*WHAT YOU SHOULD DO:* Please copy every record below exactly, but leave the pictures out.

*SOURCE DATA:*
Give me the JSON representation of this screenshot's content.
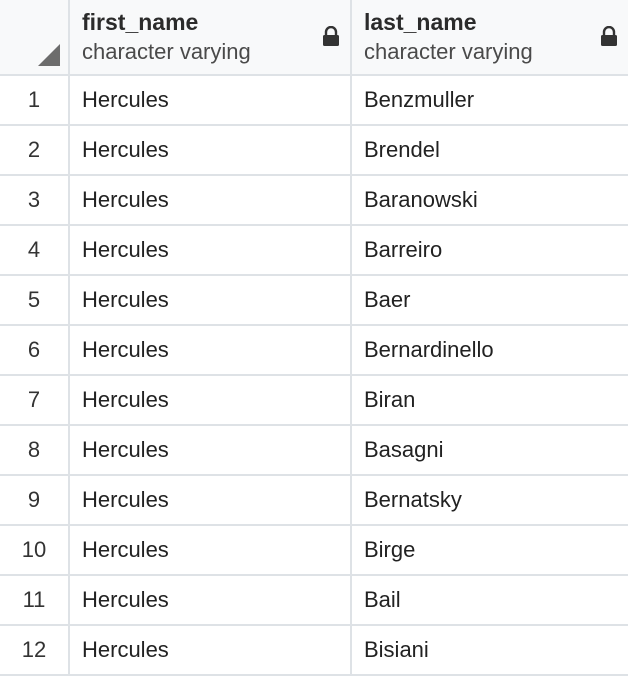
{
  "columns": [
    {
      "name": "first_name",
      "type": "character varying",
      "locked": true
    },
    {
      "name": "last_name",
      "type": "character varying",
      "locked": true
    }
  ],
  "rows": [
    {
      "num": "1",
      "first_name": "Hercules",
      "last_name": "Benzmuller"
    },
    {
      "num": "2",
      "first_name": "Hercules",
      "last_name": "Brendel"
    },
    {
      "num": "3",
      "first_name": "Hercules",
      "last_name": "Baranowski"
    },
    {
      "num": "4",
      "first_name": "Hercules",
      "last_name": "Barreiro"
    },
    {
      "num": "5",
      "first_name": "Hercules",
      "last_name": "Baer"
    },
    {
      "num": "6",
      "first_name": "Hercules",
      "last_name": "Bernardinello"
    },
    {
      "num": "7",
      "first_name": "Hercules",
      "last_name": "Biran"
    },
    {
      "num": "8",
      "first_name": "Hercules",
      "last_name": "Basagni"
    },
    {
      "num": "9",
      "first_name": "Hercules",
      "last_name": "Bernatsky"
    },
    {
      "num": "10",
      "first_name": "Hercules",
      "last_name": "Birge"
    },
    {
      "num": "11",
      "first_name": "Hercules",
      "last_name": "Bail"
    },
    {
      "num": "12",
      "first_name": "Hercules",
      "last_name": "Bisiani"
    }
  ],
  "icons": {
    "lock": "lock-icon",
    "corner": "select-all-corner-icon"
  },
  "colors": {
    "header_bg": "#f8f9fa",
    "grid_line": "#dee2e6",
    "text": "#222222"
  }
}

*YOUR SOLUTION:*
Give me the JSON representation of this screenshot's content.
{
  "columns": [
    {
      "name": "first_name",
      "type": "character varying",
      "locked": true
    },
    {
      "name": "last_name",
      "type": "character varying",
      "locked": true
    }
  ],
  "rows": [
    {
      "num": "1",
      "first_name": "Hercules",
      "last_name": "Benzmuller"
    },
    {
      "num": "2",
      "first_name": "Hercules",
      "last_name": "Brendel"
    },
    {
      "num": "3",
      "first_name": "Hercules",
      "last_name": "Baranowski"
    },
    {
      "num": "4",
      "first_name": "Hercules",
      "last_name": "Barreiro"
    },
    {
      "num": "5",
      "first_name": "Hercules",
      "last_name": "Baer"
    },
    {
      "num": "6",
      "first_name": "Hercules",
      "last_name": "Bernardinello"
    },
    {
      "num": "7",
      "first_name": "Hercules",
      "last_name": "Biran"
    },
    {
      "num": "8",
      "first_name": "Hercules",
      "last_name": "Basagni"
    },
    {
      "num": "9",
      "first_name": "Hercules",
      "last_name": "Bernatsky"
    },
    {
      "num": "10",
      "first_name": "Hercules",
      "last_name": "Birge"
    },
    {
      "num": "11",
      "first_name": "Hercules",
      "last_name": "Bail"
    },
    {
      "num": "12",
      "first_name": "Hercules",
      "last_name": "Bisiani"
    }
  ],
  "icons": {
    "lock": "lock-icon",
    "corner": "select-all-corner-icon"
  },
  "colors": {
    "header_bg": "#f8f9fa",
    "grid_line": "#dee2e6",
    "text": "#222222"
  }
}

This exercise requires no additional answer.